The Indians would also have to take a leap in faith by signing Choo to a long-term deal as there are some red flags with his injury history. Although he’s been healthy throughout 2012 he did miss time in 2007 and 2008 after Tommy John surgery, a sprained right thumb landed him on the disabled list in 2010, and in 2011 he was sent to the DL three different times with a broken thumb, an oblique injury, and a recurrence of the oblique injury. Even though the hit by pitch by Jonathan Sanchez wasn’t of his doing, it may not be such a random event—he was struck in the exact same spot already in 2012 by left handed flame thrower Chris Sale and if not for a protective shield would have landed on the disabled list again this season.
In order to overcome the desire to test the market the Indians would likely have to increase his 2013 salary (call it a signing bonus) to around $10 million (probably $3 million more than he would otherwise get) and then offer him somewhere in the neighborhood of five years and $65 million.

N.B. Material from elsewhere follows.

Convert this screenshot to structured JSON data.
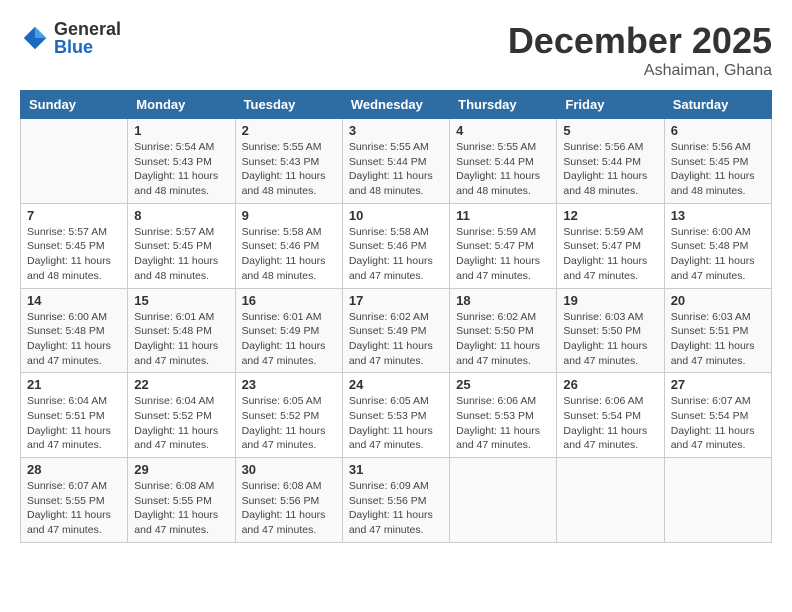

This would take Choo through the 2018 season—at which time he would be 36 years old.
The questions the Indians front office has to be asking themselves are: Do they risk this kind of back-end contract exposure? Do they risk allowing Choo to play out his 2013 season—maybe move him at the deadline next year or let him go as a free agent and get draft pick compensation? Or, do they take advantage of his high value now and trade him to a contender for the pieces they need to build a team around strong pitching?
How much is the past weighing on the present decision? The last time the Indians were faced with high dollar extension candidates they Travis Hafner and Jake Westbrook in July 2007. The Indians signed the then 29-year old Hafner to a four-year, $57 million extension and inked the 30-year-old Westbrook for three years at $33 million. Neither deal worked out very well.
The scars left behind from the Manny Ramirez and Jim Thome free agent negotiations are a constant reminder for the front office of how the organization fares when competing for their star players on the open market. The Indians already have to determine if they want to extend Choo and, if so, they still have the daunting task of trying to get Choo to agree to a deal.
Unless Cleveland does the improbable and win a World Series this year or next, there is going to be considerable pain when Choo leaves via free agency or trade. But if the Indians deal him now, they can get the pieces they need to become a pitching-rich organization that can compete for years to come. Since they are under no direct orders to trade anyone and are currently within striking distance of a wild card spot and the division they hold the upper hand in trade negotiations; they shouldn’t be afraid to use this leverage to their advantage if a team comes calling with a package of young arms.